The inspector’s model Byrnes, Thomas  (American, 1842-1910)

36 heliotype plates with photographs of mug shots of criminals (204), and two plates; one of Inspector Byrnes, and the second a tableau of a criminal being held for his picture.

A late-nineteenth century rogues gallery of America’s foremost murderers, bank robbers, con men, forgers, embezzlers, and pickpockets. Written in 1886, Professional Criminals of America contains biographical sketches, including photographs, of some four hundred of the nation’s leading criminals. Each profile details the crimes committed and the circumstances leading up to arrest and conviction. Also included are short, informative chapters on criminal methods, executions, opium addiction, fugitives from justice, and prison commutation laws, along with intriguing chapters on mysterious unsolved murders, adventurers and adventuresses, and a list of every prison and state penitentiary in America at the time of publication.

Heliotype is an early planographic printing process involving wax and gelatin invented by Ernest Edwards. Edwards eventually left the Heliotype Printing co. and started the New York Photogravure Company where he produced photogravures and collotypes using the “Indotype” method of Thomas Roche. Edwards also experimented with three color photography and collotype in 1890’s calling his prints “chrome-gelatine.” [1]

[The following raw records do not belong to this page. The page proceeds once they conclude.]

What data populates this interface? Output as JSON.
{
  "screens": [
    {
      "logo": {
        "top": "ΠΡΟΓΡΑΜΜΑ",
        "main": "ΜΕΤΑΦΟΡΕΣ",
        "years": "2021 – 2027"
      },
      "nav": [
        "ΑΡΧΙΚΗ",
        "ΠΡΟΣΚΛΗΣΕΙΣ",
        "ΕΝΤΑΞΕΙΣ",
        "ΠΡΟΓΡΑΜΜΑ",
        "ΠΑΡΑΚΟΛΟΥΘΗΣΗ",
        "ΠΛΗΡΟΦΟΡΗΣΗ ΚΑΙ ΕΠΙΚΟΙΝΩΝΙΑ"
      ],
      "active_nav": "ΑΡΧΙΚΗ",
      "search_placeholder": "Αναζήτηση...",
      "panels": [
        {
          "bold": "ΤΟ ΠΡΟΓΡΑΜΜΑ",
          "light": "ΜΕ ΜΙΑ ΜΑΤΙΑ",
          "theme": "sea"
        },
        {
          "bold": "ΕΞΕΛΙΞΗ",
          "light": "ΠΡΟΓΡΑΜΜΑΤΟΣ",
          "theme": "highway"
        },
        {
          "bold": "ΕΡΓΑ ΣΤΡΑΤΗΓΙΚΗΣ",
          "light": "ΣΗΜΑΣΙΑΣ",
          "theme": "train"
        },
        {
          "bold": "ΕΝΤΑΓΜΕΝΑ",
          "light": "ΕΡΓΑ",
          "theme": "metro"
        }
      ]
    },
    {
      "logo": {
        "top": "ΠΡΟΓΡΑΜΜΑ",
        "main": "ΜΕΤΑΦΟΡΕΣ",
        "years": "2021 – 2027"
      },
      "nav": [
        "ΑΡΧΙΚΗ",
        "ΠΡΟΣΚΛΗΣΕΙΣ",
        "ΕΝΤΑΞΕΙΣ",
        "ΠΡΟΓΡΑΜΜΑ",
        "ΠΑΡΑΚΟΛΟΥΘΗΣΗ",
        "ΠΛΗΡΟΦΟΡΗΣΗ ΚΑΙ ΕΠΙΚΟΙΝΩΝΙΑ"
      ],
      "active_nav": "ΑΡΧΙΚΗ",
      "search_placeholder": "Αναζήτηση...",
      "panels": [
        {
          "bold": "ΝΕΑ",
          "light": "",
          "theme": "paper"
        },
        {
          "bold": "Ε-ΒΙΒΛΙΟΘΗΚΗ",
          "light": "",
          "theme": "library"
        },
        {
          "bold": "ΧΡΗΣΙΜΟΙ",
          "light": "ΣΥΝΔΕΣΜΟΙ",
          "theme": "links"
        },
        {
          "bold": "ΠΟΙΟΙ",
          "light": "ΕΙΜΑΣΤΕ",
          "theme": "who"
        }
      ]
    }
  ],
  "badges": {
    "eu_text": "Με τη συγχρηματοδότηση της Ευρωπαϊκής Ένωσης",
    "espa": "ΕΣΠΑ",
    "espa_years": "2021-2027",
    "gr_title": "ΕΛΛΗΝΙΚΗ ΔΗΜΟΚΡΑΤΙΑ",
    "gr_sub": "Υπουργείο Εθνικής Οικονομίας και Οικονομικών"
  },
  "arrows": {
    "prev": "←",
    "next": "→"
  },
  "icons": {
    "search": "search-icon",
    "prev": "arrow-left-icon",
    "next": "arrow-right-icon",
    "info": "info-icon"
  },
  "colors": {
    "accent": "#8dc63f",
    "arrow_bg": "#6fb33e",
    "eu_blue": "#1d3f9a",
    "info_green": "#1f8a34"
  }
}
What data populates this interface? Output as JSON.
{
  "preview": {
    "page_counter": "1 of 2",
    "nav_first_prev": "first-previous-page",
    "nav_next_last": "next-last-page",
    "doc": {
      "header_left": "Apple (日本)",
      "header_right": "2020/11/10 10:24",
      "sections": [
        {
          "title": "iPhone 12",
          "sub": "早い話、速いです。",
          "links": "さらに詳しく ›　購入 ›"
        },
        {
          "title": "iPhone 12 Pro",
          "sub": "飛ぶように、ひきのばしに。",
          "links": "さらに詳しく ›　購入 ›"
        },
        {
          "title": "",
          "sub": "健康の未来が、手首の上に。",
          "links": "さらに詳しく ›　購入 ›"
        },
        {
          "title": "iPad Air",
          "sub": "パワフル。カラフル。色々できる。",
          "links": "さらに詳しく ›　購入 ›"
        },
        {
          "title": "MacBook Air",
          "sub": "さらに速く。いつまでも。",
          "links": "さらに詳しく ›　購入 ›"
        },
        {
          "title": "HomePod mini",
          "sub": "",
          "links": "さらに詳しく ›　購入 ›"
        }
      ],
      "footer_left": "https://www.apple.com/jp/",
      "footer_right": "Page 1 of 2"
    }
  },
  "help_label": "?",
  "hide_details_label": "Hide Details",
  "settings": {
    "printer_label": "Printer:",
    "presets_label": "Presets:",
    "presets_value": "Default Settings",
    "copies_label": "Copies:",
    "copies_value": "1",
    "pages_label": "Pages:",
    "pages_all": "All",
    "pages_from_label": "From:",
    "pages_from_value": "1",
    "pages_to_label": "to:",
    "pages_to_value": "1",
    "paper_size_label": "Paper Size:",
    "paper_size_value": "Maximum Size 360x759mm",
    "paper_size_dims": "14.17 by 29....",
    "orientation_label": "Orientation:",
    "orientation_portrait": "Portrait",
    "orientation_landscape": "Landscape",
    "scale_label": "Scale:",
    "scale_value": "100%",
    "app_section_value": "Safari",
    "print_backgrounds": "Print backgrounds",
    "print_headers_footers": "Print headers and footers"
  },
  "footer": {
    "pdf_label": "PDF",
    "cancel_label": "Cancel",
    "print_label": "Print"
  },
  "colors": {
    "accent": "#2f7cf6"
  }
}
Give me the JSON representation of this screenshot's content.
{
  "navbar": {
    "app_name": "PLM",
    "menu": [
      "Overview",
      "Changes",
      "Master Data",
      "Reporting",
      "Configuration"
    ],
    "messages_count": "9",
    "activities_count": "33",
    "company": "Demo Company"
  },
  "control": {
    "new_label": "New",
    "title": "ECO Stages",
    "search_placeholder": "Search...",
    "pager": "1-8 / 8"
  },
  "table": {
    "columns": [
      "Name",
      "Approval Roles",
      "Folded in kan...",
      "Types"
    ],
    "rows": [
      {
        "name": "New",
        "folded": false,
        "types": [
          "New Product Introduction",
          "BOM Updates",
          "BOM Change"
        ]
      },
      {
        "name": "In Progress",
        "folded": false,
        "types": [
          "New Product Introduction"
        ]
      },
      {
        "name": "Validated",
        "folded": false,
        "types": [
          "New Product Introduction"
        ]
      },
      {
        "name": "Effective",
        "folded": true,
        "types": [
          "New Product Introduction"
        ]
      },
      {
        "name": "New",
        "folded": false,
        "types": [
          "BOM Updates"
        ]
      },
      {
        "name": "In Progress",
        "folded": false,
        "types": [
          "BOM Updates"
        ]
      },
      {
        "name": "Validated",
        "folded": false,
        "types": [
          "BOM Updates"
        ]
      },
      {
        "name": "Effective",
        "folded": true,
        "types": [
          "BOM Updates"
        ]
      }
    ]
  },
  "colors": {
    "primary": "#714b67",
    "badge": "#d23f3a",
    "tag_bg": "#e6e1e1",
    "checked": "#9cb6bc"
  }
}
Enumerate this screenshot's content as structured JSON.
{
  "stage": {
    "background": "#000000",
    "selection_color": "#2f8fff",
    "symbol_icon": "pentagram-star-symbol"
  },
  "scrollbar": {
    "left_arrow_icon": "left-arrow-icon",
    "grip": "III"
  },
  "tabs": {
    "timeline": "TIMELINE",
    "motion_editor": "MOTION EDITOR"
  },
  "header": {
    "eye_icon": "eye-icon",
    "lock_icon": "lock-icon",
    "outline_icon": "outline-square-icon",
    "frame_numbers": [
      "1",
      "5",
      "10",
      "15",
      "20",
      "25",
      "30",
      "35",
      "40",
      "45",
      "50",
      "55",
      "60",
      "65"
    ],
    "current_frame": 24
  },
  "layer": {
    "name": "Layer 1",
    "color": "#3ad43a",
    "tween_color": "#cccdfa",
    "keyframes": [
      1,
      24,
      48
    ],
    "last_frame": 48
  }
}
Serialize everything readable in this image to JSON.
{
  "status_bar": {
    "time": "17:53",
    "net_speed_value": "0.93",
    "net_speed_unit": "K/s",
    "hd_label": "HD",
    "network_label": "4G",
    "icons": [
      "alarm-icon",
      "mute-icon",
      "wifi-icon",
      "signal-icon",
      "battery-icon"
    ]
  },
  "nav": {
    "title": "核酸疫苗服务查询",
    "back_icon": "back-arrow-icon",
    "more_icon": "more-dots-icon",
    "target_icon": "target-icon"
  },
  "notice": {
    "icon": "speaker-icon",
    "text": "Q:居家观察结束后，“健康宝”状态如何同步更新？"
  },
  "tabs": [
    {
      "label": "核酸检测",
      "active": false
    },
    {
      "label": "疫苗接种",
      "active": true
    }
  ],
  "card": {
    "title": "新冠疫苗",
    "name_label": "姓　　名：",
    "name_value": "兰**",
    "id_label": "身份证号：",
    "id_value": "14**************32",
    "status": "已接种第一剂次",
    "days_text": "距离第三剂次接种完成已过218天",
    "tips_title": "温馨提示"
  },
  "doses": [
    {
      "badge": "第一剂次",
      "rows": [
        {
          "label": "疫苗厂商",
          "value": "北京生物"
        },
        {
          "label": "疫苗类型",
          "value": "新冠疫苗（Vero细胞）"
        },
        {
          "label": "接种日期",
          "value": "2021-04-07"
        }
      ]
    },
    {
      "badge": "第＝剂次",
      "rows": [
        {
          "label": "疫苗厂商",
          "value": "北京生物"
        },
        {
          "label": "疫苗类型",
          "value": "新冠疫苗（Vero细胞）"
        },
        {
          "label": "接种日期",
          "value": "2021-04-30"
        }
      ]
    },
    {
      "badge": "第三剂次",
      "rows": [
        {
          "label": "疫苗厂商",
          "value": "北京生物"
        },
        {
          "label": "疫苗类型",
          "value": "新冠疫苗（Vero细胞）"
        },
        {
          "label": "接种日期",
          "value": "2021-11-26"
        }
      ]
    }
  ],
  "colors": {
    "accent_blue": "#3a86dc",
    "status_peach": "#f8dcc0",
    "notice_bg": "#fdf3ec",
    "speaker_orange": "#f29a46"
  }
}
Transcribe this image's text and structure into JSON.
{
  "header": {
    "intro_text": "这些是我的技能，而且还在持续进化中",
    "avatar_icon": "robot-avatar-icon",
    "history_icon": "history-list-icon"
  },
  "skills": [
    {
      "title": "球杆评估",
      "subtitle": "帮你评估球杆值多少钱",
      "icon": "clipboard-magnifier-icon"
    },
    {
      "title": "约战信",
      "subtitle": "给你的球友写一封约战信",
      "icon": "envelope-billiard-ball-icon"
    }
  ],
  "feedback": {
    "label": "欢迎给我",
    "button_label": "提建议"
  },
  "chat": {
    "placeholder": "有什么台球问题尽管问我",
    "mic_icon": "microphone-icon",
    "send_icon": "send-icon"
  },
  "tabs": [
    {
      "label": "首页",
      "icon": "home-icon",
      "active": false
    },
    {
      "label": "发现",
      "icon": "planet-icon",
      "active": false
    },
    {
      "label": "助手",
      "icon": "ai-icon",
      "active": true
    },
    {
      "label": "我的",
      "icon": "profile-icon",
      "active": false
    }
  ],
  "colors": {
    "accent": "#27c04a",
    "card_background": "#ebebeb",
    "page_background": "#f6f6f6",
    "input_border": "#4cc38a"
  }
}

[1] Hanson, David Checklist of photomechanical processes and printing 1825-1910, 2017 p. 62